“I would say one-in-a-million in the big leagues,” Greene said.

“Yeah, I would agree,” Kreidler said.

“It’s a different animal up here,” Greene said.

There was some discussion about Cijntje’s role and workload as he continues his collegiate career in search of a professional one. Right now, he is a mid-week starter for Mississippi State.

“I’m curious about how much they can throw him if he’s throwing with both arms,” Kreidler said. “It takes a toll on your body, no matter what.”

Maybe he would fit better in the bullpen.

“Left-on-left matchup to get out of an inning,” Greene said, “and then right-on-right matchup to get out of an inning the next day.”

Regardless, it’s impressive.

Tigers tee it up

The Tigers had a quick but efficient practice Thursday, so the players could get away for the team’s annual golf outing.

Manager A.J. Hinch was asked if he had any predictions.

“Zack Short is going to score the best,” Hinch said. “He’s the best golfer in camp … pains me to say it.”

PITCHING PROSPECT: Tigers right-hander Reese Olson looks to go from strikeout machine to MLB pitcher

ANOTHER PITCHER: Tigers’ Beau Brieske preparing like starter but willing to prove he’s ‘adaptable’

Hinch planned to partner with Scott Bream, Tigers vice president of player personnel.

“We have 33 or 34 more days of camp,” Hinch said. “An afternoon off and away from the field will be fun. It will be the earliest I’ve gotten out of here in a long time.”

Greene and Spencer Torkelson planned to team up. But Torkelson is the far more accomplished player. Greene, a left-handed batter, learned to play golf right-handed, only so he doesn’t mess up his baseball swing.

But Torkelson said he is trying to improve Greene’s putting.

“We got him a left-handed putter,” Torkelson said.

“Yeah, the right-handed putter wasn’t doing it,” Greene said. “Driving is OK, irons and wedges are super, super good, but I just can’t putt. I three-putt or four-putt every single time. I’ve been practicing at the house.”

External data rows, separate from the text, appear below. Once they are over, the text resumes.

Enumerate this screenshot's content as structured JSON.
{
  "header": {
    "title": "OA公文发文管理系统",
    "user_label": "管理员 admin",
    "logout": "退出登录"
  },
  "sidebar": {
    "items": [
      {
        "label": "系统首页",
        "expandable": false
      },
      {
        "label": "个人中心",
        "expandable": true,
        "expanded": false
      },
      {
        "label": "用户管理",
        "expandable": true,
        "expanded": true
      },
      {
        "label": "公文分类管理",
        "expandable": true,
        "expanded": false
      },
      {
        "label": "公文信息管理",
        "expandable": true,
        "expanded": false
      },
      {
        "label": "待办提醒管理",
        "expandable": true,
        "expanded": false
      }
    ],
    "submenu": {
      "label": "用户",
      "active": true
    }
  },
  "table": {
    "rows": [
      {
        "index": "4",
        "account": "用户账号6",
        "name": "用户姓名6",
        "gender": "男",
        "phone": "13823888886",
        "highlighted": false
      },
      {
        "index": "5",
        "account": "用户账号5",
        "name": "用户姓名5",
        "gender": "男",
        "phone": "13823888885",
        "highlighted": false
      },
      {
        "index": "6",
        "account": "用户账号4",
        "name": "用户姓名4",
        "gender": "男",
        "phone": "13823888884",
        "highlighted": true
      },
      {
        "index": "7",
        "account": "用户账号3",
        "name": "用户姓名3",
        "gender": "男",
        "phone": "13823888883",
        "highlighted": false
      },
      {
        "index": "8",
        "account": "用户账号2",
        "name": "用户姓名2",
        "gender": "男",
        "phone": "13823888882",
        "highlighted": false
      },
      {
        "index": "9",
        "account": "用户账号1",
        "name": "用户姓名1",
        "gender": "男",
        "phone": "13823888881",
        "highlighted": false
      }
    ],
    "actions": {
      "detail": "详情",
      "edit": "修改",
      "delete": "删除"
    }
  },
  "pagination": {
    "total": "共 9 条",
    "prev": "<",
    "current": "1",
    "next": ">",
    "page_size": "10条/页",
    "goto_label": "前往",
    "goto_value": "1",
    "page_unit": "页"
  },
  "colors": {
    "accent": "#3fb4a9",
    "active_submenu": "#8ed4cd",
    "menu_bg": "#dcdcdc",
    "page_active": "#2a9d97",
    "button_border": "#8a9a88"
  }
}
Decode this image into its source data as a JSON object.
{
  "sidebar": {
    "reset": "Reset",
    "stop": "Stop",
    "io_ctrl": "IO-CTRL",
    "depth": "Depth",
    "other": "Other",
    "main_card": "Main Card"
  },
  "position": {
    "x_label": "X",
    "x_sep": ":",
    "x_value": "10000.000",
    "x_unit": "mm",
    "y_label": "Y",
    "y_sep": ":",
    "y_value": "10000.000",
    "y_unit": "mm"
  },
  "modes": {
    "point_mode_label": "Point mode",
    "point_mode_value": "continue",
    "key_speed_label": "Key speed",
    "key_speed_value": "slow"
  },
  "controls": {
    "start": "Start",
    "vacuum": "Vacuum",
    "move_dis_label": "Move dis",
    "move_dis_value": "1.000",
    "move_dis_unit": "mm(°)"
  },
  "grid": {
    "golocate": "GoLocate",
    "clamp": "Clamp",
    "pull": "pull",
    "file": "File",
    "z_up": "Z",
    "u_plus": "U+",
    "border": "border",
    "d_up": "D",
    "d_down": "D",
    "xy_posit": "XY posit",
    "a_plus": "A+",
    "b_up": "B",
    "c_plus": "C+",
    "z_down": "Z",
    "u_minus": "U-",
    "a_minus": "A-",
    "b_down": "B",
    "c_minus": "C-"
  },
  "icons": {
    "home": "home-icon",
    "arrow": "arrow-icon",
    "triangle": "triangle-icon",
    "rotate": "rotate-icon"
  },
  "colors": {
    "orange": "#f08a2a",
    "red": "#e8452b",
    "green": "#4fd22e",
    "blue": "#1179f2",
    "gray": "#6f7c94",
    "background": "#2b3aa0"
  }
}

Nick Maton impresses at third base

Hinch was hitting ground balls to Nick Maton on Thursday morning, and Maton made some fantastic plays.

“If you notice that when I hit him, I don’t hit normal balls,” Hinch said. “And that’s because they don’t usually hit perfect ground balls right at you in the game.”

MORE ABOUT HIM: Why Nick Maton — who crushes righties and ‘can hit any fastball’ — fits with Tigers

Maton, acquired from the Philadelphia Phillies this offseason, was making it look easy, throwing on the run and fielding the ball with fluidity. He could be the Tigers’ Opening Day third baseman.

“His tempo is very natural, and he was a natural shortstop,” Hinch said. “His baseball rhythm, baseball time, the way his feet and hands work, even at third, he will look like a middle infielder. He will play third base like a middle infielder, which makes him not afraid to throw on the run. It makes him not afraid to shuffle his feet. His hands are good. He’s very baseball-savvy with his timing.”

Skip in TigerTown

Former Tigers manager Jim Leyland — a special assistant for the organization — was holding court at TigerTown on Thursday, talking to, well, everybody: reporters, coaches, players and staff members.

“We love when the alumni come around, and more importantly, when they can sit down in the players’ environment and get to those these guys a little bit,” Hinch said. “We have Tram (Alan Trammell) in camp. Jim Leyland is in town. Willie Horton comes. It’s always important for the players to know the contribution to the past version of the Tigers. They dedicate their time, and they dedicate a lot of their energy, toward the Tigers. It’s awesome.”

First three starters

The Tigers have announced their first three starting pitchers for spring training games: right-hander Garrett Hill (Saturday vs. Phillies), left-hander Eduardo Rodriguez (Sunday vs. Baltimore Orioles) and righty Beau Brieske (Monday at New York Yankees).

Contact Evan Petzold at or follow him on Twitter @EvanPetzold. Contact Jeff Seidel at or follow him on Twitter @seideljeff.

Articles You May Like

RILEY IS HIM. Two innings, two home runs 😮‍💨
AL Central Notes: Crochet, Clevinger, Wacha, Lange
Atlanta 2, Detroit 1: Early runs spell doom
Tigers, Eli Villalobos Agree To Minor League Deal
Tigers 0, Astros 4: Tigers shut out in the Lone Star state

Leave a Reply

Your email address will not be published. Required fields are marked *